Problem statement:
Please state how many lines of the material contain "this", giving nothing but the number.

⟨

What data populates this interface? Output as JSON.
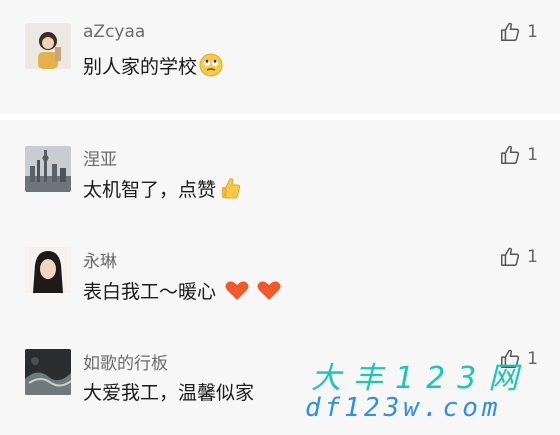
{
  "comments": [
    {
      "name": "aZcyaa",
      "text": "别人家的学校",
      "emoji": "rolling-eyes",
      "likes": "1"
    },
    {
      "name": "涅亚",
      "text": "太机智了，点赞",
      "emoji": "thumbs-up",
      "likes": "1"
    },
    {
      "name": "永琳",
      "text": "表白我工～暖心",
      "emoji": "two-hearts",
      "likes": "1"
    },
    {
      "name": "如歌的行板",
      "text": "大爱我工，温馨似家",
      "emoji": "",
      "likes": "1"
    }
  ],
  "watermark": {
    "line1": "大丰123网",
    "line2": "df123w.com"
  },
  "colors": {
    "background": "#f7f7f7",
    "separator": "#ffffff",
    "name": "#6b6b6b",
    "text": "#1a1a1a",
    "watermark_green": "#19c7b5",
    "watermark_blue": "#2f8ee6"
  }
}
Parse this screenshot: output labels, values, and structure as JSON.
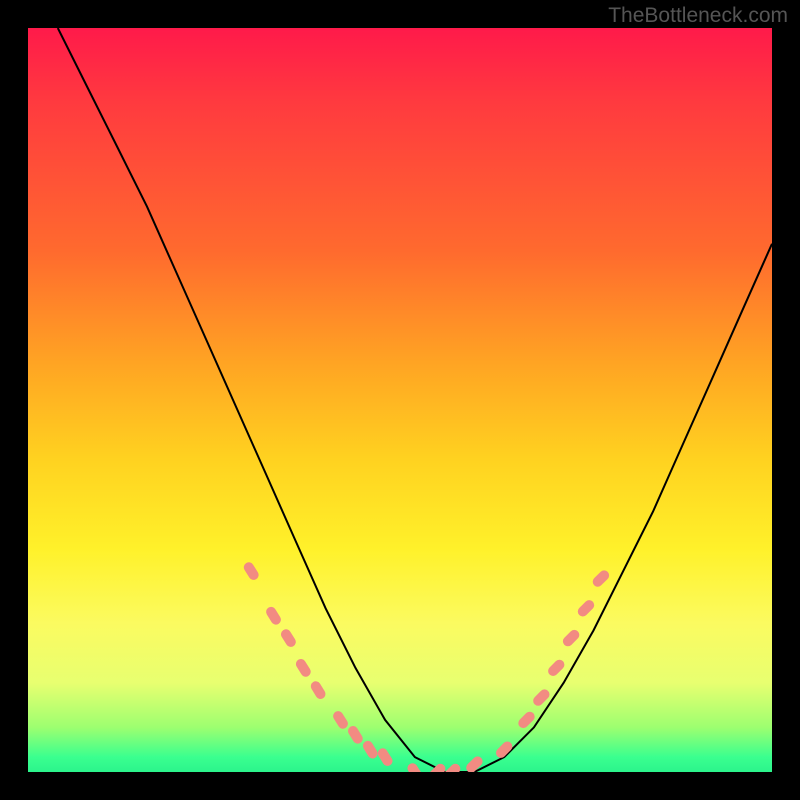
{
  "watermark": "TheBottleneck.com",
  "chart_data": {
    "type": "line",
    "title": "",
    "xlabel": "",
    "ylabel": "",
    "xlim": [
      0,
      100
    ],
    "ylim": [
      0,
      100
    ],
    "series": [
      {
        "name": "bottleneck-curve",
        "x": [
          4,
          8,
          12,
          16,
          20,
          24,
          28,
          32,
          36,
          40,
          44,
          48,
          52,
          56,
          60,
          64,
          68,
          72,
          76,
          80,
          84,
          88,
          92,
          96,
          100
        ],
        "y": [
          100,
          92,
          84,
          76,
          67,
          58,
          49,
          40,
          31,
          22,
          14,
          7,
          2,
          0,
          0,
          2,
          6,
          12,
          19,
          27,
          35,
          44,
          53,
          62,
          71
        ]
      }
    ],
    "markers": {
      "name": "highlight-points",
      "color": "#f28b82",
      "points": [
        {
          "x": 30,
          "y": 27
        },
        {
          "x": 33,
          "y": 21
        },
        {
          "x": 35,
          "y": 18
        },
        {
          "x": 37,
          "y": 14
        },
        {
          "x": 39,
          "y": 11
        },
        {
          "x": 42,
          "y": 7
        },
        {
          "x": 44,
          "y": 5
        },
        {
          "x": 46,
          "y": 3
        },
        {
          "x": 48,
          "y": 2
        },
        {
          "x": 52,
          "y": 0
        },
        {
          "x": 55,
          "y": 0
        },
        {
          "x": 57,
          "y": 0
        },
        {
          "x": 60,
          "y": 1
        },
        {
          "x": 64,
          "y": 3
        },
        {
          "x": 67,
          "y": 7
        },
        {
          "x": 69,
          "y": 10
        },
        {
          "x": 71,
          "y": 14
        },
        {
          "x": 73,
          "y": 18
        },
        {
          "x": 75,
          "y": 22
        },
        {
          "x": 77,
          "y": 26
        }
      ]
    },
    "gradient_stops": [
      {
        "pos": 0.0,
        "color": "#ff1a4a"
      },
      {
        "pos": 0.5,
        "color": "#ffd220"
      },
      {
        "pos": 0.8,
        "color": "#fbfb60"
      },
      {
        "pos": 1.0,
        "color": "#2cf48c"
      }
    ]
  }
}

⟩

Solution:
2